Sunday, February 28, 2010
As an avid reader of the UK-based magazine, Model Railway Journal, I had often noted contributors’ reference to using carpet underlay to represent grass. The results always seemed quite effective. So when considering how to model long dry grass at the end of summer, I thought it was time to try the method myself.
First, I had to locate some of the underlay. This is the old, ‘hairy’ material that has now been superseded by a foam-based alternative. Consequently, trying to locate some was a little challenging! After several phone calls and a visit to a large carpet supplier’s commercial outlet, two linear meters worth was purchased. (Yes, I know; that is a lot of underlay...)
The underlay was teased apart and dunked in a bucket of cheap bleach. This gets rid of the grey/brown dye and takes it back to a light blond colour. The rinsed underlay is then glued to the layout in small balls. Once dry, the small, tightly ‘planted’ balls are severed with a scapple and then the new ‘grass’ is trimmed with a pair of small scissors.
While I could have left the bleached underlay the blond colour, it just didn’t look quite right. A treatment of highly diluted light yellow paint was applied with an airbrush to give depth and a sense of realism. I’ve provided an image of the results on my trial plywood board, which also features an attempt at using locally sourced sand and BBQ ash for ‘gravel’.
I am reasonably happy with the overall effect but in the future will use less yellow as well as other ‘earthy’ colours to tie the gravel and grass together.
Saturday, February 27, 2010

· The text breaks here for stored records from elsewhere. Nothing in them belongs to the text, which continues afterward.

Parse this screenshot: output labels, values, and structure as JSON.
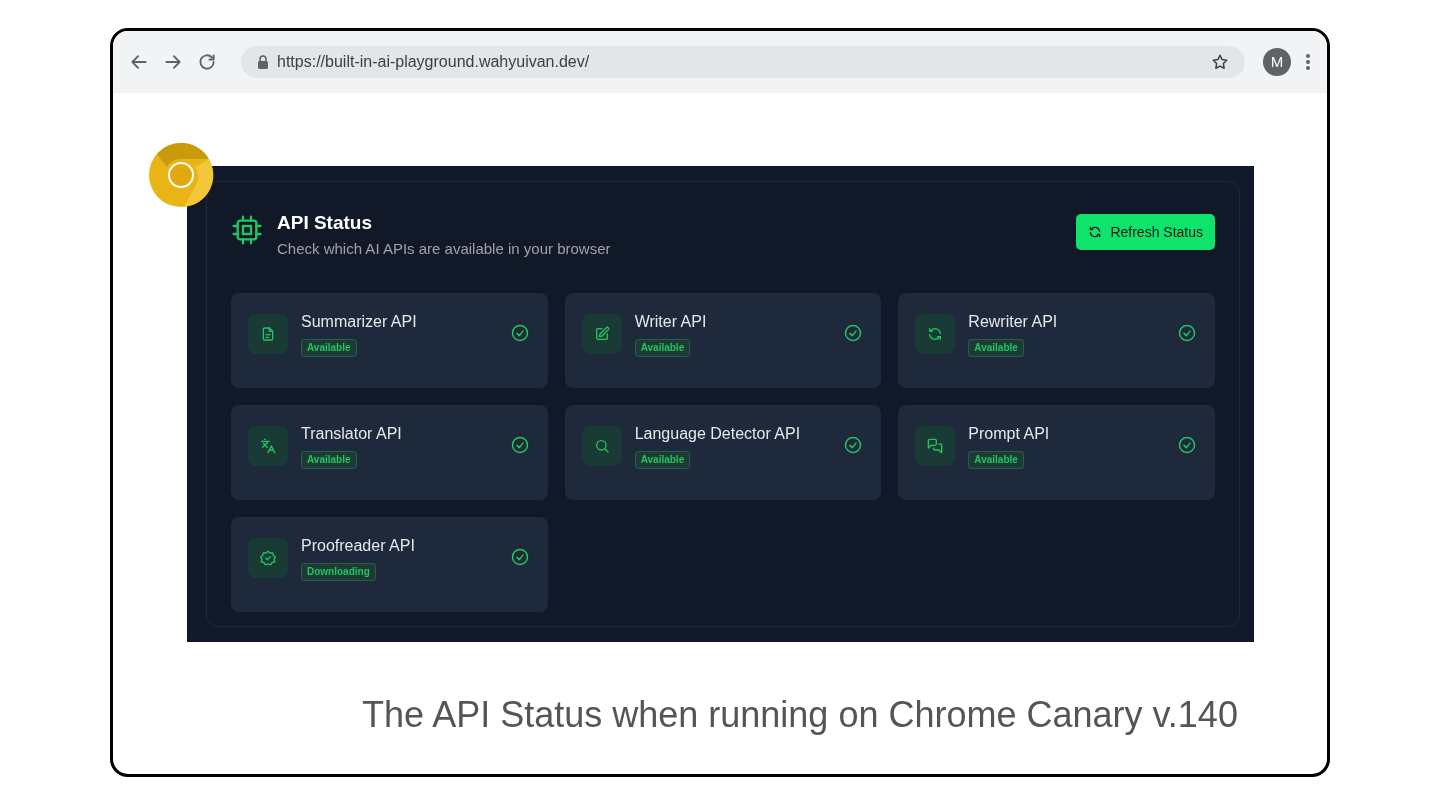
{
  "browser": {
    "url": "https://built-in-ai-playground.wahyuivan.dev/",
    "profile_initial": "M"
  },
  "panel": {
    "title": "API Status",
    "subtitle": "Check which AI APIs are available in your browser",
    "button": "Refresh Status"
  },
  "apis": [
    {
      "name": "Summarizer API",
      "status": "Available",
      "kind": "document"
    },
    {
      "name": "Writer API",
      "status": "Available",
      "kind": "pencil"
    },
    {
      "name": "Rewriter API",
      "status": "Available",
      "kind": "refresh"
    },
    {
      "name": "Translator API",
      "status": "Available",
      "kind": "translate"
    },
    {
      "name": "Language Detector API",
      "status": "Available",
      "kind": "search"
    },
    {
      "name": "Prompt API",
      "status": "Available",
      "kind": "chat"
    },
    {
      "name": "Proofreader API",
      "status": "Downloading",
      "kind": "badge"
    }
  ],
  "caption": "The API Status when running on Chrome Canary v.140"
}
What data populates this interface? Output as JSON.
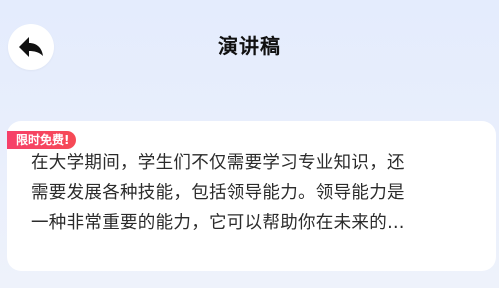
{
  "header": {
    "title": "演讲稿",
    "back_icon": "back-arrow-icon"
  },
  "card": {
    "badge": "限时免费!",
    "content_lines": [
      "在大学期间，学生们不仅需要学习专业知识，还",
      "需要发展各种技能，包括领导能力。领导能力是",
      "一种非常重要的能力，它可以帮助你在未来的…"
    ]
  },
  "colors": {
    "background": "#e6edfc",
    "badge": "#f6445f",
    "card": "#ffffff",
    "title": "#111111"
  }
}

As previously mentioned, I have decided to model Victorian Railways broad gauge in 18.2mm gauge. This has resulted in me having to hand lay my track. While some people try to avoid such activities like the plague, I actually quite enjoy the process.
After gluing some lengths of 3mm cork sheet down, I proceeded to lay my sleepers – one at a time! Given that my lay out is based on a rundown early 1970’s branch line, terminus sleepers were laid in a somewhat random fashion (while observing the prototypal spacing). The sleepers are coloured with mahogany colour wood stain and weathered with various shades of grey and brown acrylic paint.
The Micro Engineering code 55 track is held down by Micro spikes, which themselves are installed by countersinking a 0.75mm drill hole. I have used brass etched fish plates from Model Etch.
The track has been weathered – although I’m not entirely happy with the colour. I have supplied an image of track section that is nearing completion. This length of track is the defunct turntable pit road – now without turn table. The introduction of diesel locomotives some 15 years before renders such infrastructure redundant.
In more recent times I have decided to adopt 18.2mm guage. This enables me to more closely represent the Victorian Railway’s 5’3” broad gauge.
I have managed to source fine scale RP25-88 VR prototype wheel sets from Steam Era Models. I have attached some images to compare the standard wheel sets provided on typical ready-to-run models (in this case Austrains’ ELX wagon and Trainorama’s ZLP wagon) with the fine scale versions.
While visiting the Australian Model Railway Association’s Perth Exhibition last year, I came across a HO scale kit of the Victorian Railways’ KMQ wagon. Produced by Tony Crennan of Model Etch, the kit is made of brass and acrylic components and is a dream to construct. The end product is, in my opinion, very satisfying. My kit has been fitted with Steam Era Models' RP25-88 fine scale, 18.2mm broad gauge wheels. Auscision intend to release a ready-to-run version in late 2010. It will be interesting to compare the two. Auscision will have their work cut out for them to surpass the quality of this kit, in my opinion.
According to Mark Bau’s well resourced web site (http://www.victorianrailways.net), "...export rice traffic from Deniliquin and canned fruit traffic from Shepparton increased dramatically in the late 70's and early 80's. The VR found itself seriously short of container wagons – along with the money to finance new ones. The KMQ was an appealing cheap solution as they could be constructed from the remains of scrapped 4 wheel vans. Converted from U, T and KAB wagons, KMQ's were formed by removing the body from the underframe and installing a chequer plate floor with container lugs. At least two KMQ's were stencilled for explosive traffic and KMQ 67 even received a unique red/orange paint scheme for this traffic."
As can be seen, the KMQ model is yet to be painted. It will receive a coat of Steam Era Models’ ‘VR Brown’ with the QB well wagon kit that is also nearing completion. The QB will be a blog for another day...